“For their is a perennial nobleness, and even sacredness, in Work. Were he never so benighted, forgetful of his high calling, there is always hope in a man that actually and earnestly works: in Idleness alone there is perpetual despair.” ~ Thomas Carlyle, Past and Present
Carlyle was convinced that the way to create a flourishing human community was through physical labor: building roads, tending gardens and fixing houses, together. He was right, but only to an extent, because how many of us make a living today by doing physical labor? Carlyle didn’t see the digital revolution coming.
Today, the most important work is “emotional labor.” We’re all emotional laborers now, though it’s easier than ever to avoid it.
Every time you avoid a difficult conversation by sending an e-mail or text message you’ve failed to do emotional labor.
Every time you talk behind someone’s back you’ve failed to do emotional labor.
Every time you exclude someone, whether digitally or in person, you’ve failed to do emotional labor. Even yelling at someone is usually a failure at emotional labor.

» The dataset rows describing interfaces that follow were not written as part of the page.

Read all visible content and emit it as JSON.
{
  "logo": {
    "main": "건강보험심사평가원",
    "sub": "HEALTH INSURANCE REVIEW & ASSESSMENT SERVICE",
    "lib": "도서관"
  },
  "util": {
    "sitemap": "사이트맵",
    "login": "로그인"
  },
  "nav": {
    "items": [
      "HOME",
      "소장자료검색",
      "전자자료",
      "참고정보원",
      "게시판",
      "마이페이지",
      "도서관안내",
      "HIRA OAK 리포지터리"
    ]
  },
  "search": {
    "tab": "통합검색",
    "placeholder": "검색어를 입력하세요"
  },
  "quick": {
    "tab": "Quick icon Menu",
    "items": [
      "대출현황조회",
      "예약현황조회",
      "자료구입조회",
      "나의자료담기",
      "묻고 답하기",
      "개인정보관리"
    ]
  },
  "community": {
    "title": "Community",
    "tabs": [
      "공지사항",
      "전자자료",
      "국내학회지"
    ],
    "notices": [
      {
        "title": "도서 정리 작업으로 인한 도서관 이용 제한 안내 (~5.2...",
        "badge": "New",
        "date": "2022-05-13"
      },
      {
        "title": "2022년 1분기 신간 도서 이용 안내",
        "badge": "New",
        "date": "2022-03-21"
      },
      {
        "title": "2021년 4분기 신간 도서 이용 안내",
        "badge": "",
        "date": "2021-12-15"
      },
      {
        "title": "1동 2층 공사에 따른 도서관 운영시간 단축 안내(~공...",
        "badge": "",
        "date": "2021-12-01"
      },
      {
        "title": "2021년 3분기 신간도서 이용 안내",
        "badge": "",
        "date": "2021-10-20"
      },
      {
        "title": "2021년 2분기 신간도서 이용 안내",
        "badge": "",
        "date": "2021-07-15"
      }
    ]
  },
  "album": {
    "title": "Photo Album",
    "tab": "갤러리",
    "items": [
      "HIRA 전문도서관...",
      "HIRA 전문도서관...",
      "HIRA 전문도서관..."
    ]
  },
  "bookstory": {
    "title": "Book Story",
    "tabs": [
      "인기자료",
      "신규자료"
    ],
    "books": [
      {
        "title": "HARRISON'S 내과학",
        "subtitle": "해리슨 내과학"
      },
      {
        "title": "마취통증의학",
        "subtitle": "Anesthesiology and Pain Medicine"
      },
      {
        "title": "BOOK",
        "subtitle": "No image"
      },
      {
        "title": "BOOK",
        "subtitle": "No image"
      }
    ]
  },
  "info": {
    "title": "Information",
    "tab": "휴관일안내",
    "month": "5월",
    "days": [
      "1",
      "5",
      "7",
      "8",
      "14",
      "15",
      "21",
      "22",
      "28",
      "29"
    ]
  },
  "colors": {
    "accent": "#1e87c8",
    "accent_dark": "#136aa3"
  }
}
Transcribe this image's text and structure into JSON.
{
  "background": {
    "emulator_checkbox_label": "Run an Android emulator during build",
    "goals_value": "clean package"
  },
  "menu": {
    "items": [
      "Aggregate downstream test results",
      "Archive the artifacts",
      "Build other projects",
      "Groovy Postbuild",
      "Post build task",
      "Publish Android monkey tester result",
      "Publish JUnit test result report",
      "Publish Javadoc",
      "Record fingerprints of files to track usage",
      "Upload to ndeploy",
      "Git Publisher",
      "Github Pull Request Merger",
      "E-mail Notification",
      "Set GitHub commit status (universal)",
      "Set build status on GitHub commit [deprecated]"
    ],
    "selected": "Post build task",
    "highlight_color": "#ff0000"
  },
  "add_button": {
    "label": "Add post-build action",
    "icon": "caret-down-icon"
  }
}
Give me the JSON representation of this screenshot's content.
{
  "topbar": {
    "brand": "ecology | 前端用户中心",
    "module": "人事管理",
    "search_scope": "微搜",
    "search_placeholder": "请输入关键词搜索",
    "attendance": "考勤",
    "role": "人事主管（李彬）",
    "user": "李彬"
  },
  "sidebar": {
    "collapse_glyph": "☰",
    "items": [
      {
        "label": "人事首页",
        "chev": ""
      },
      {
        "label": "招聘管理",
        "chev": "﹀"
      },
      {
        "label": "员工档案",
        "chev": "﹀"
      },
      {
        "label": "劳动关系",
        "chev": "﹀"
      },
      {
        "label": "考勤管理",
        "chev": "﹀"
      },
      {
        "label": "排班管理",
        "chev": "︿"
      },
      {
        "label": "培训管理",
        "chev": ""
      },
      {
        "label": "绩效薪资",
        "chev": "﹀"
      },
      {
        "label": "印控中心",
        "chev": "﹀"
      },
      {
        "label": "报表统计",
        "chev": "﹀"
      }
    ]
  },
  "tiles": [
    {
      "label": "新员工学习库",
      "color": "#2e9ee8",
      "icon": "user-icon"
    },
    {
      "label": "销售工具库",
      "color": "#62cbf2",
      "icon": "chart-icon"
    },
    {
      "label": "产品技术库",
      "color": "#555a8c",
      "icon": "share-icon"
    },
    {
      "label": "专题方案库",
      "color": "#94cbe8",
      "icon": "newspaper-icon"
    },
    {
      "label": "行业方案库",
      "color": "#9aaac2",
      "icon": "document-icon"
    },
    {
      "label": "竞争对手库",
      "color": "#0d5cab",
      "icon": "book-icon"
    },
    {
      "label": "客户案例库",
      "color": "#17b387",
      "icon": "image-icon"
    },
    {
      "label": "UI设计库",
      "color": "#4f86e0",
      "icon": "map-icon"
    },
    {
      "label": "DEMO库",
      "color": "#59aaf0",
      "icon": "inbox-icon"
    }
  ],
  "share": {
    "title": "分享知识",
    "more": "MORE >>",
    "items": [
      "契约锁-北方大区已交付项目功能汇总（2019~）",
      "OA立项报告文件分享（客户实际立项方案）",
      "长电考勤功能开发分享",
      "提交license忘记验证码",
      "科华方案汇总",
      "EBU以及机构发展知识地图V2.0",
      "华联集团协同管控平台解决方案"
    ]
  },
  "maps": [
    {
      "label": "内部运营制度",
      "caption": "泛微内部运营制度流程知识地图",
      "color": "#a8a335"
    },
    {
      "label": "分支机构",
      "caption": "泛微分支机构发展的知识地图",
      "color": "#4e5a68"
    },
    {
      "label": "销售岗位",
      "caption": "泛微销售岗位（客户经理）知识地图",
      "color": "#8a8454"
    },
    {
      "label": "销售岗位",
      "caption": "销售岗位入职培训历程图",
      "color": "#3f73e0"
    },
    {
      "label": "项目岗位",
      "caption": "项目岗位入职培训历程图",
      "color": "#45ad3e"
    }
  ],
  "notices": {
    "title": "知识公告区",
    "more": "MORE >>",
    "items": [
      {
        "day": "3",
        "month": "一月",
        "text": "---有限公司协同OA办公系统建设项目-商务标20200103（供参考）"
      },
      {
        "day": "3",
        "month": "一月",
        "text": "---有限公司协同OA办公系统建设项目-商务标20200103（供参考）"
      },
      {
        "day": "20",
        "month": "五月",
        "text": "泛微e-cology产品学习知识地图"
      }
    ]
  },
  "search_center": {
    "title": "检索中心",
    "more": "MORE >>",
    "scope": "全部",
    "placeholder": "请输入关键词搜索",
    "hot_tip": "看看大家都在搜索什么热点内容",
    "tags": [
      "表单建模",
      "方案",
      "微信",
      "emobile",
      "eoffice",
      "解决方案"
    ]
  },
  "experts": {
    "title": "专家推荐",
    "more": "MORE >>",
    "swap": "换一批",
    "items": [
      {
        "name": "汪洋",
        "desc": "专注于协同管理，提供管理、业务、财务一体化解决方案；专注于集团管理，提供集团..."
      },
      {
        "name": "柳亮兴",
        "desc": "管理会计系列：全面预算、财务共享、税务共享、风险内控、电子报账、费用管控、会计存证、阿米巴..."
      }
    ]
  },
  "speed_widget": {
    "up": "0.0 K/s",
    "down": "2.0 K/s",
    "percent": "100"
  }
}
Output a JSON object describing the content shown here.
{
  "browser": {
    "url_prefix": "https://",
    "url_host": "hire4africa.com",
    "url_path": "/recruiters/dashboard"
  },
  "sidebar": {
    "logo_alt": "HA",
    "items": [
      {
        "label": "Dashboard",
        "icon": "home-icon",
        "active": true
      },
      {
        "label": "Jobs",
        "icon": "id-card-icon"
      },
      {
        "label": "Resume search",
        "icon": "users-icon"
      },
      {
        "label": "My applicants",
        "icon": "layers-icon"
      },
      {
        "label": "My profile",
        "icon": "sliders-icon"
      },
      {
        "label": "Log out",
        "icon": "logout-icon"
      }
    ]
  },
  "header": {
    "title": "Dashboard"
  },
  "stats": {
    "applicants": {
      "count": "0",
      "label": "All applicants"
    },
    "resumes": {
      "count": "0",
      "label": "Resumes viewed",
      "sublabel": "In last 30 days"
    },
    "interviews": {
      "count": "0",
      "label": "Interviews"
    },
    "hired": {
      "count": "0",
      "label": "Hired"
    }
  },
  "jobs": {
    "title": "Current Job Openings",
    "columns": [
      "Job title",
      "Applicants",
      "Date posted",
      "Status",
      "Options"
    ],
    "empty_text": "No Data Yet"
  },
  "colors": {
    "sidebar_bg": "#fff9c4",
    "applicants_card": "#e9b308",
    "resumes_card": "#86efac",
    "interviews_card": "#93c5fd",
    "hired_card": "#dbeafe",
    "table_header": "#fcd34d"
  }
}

A quiet conversation, in which each person comes to understand the other, is successful emotional labor.